As I’ve recently been learning more about the modern patriarch of yoga, Sri T. Krishnamcharya, I decided to dive into the Internet to see if I could track down translations of his longer writings, such as the Yoga Makaranda, Yoga Rahasya, Yogavalli, or Yogaasanagalu. Although my initial search proved fairly unfruitful, yesterday I happily discovered on one of my favorite yoga blogs that a translation of the Yoga Makaranda is now freely available for download.
What exactly is the Yoga Makaranda you ask? As described in Krishnamacharya, pp 133-134, A.G. Mohan writes:
The Yoga Makaranda was written by Krishnamacharya in 1934 at the behest of the maharaja of Mysore, when Krishnamacharya was running the yoga school there. Krishnamacharya’s wife once mentioned that her husband wrote the entire book in three nights! Despite that, the Yoga Makaranda is a very interesting and informative text on hatha yoga. If there was anyone who could write with authority on this subject, it was Krishnamacharya. In the introduction to the Yoga Makaranda, he lists twenty-seven yoga texts–apart from his own personal study and experience–as references. Some of the listed texts are standard works on yoga, like the Hatha Yoga Pradipika, Gheranda Samhita, and the Yoga Upanishads. A few are no longer in common knowledge; they are perhaps lost or exist only in manuscript somewhere.
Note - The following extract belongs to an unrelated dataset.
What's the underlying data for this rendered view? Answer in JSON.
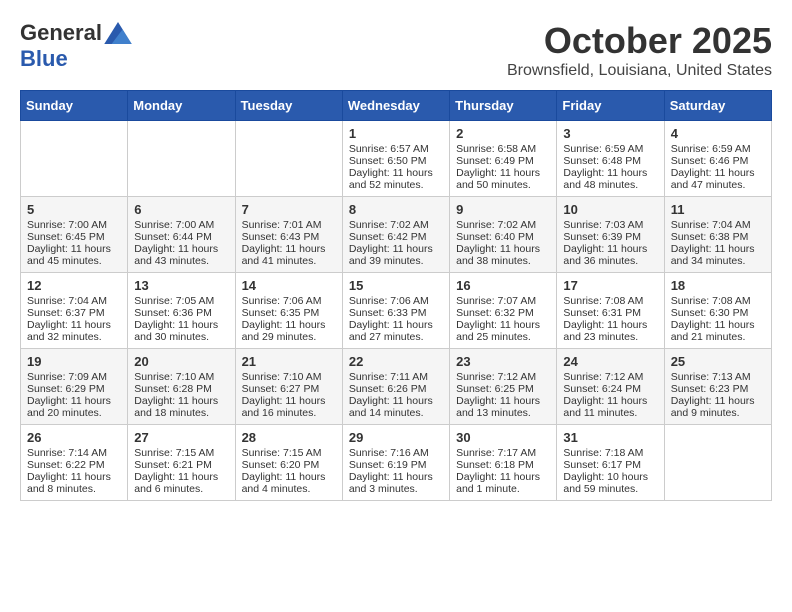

The Yoga Makaranda applauds the virtues of yoga, embellishes its benefits, and enjoins all to practice it. When I read this text many years after it was written, I was reminded of how Krishnamacharya had striven hard for som many decades to disseminate the teachings of yoga and of the difficulties he faced. His teachings were to benefit millions, yet the book is one more example of how he struggled to spread these teachings. He was a visionary with a message that was yet to see its time.
The Yoga Makaranda covers the nadis, chakras, prana, mudras, and bandhas. It also explains all the kriyas, or cleansing techniques, though Krishnamacharya did not instruct his students to practice them. The eight limbs of yoga are listed, summarized, and then taken up for discussion in the order of the Yoga Sutras, starting from the yamas and niyamas. Approximately a third of the book consists of asanas. Forty-two asanas are described–with instructions on their method of practice, with breathing and vinyasa–and accompanied by photographs.
The detailed explanation of the eight limbs ends with the third limb, asana. The 1934 Yoga Makaranda is only the first part of the work; the second part has not been published.
Click on the image below for a free PDF copy of the Yoga Makaranda.
As a footnote, apparently there is quite some controversy between the translators of this edition and a translation recently published by the Krishnamacharya Healing & Yoga Foundation (KHYF). Read the links below if you dare…Kinda sad, but fairly entertaining reading…
Click to read the Translators background information about this translation
Click to read the online KHYF Statement in Response to the above
Click to read the Translators Response to the online KHYF Statement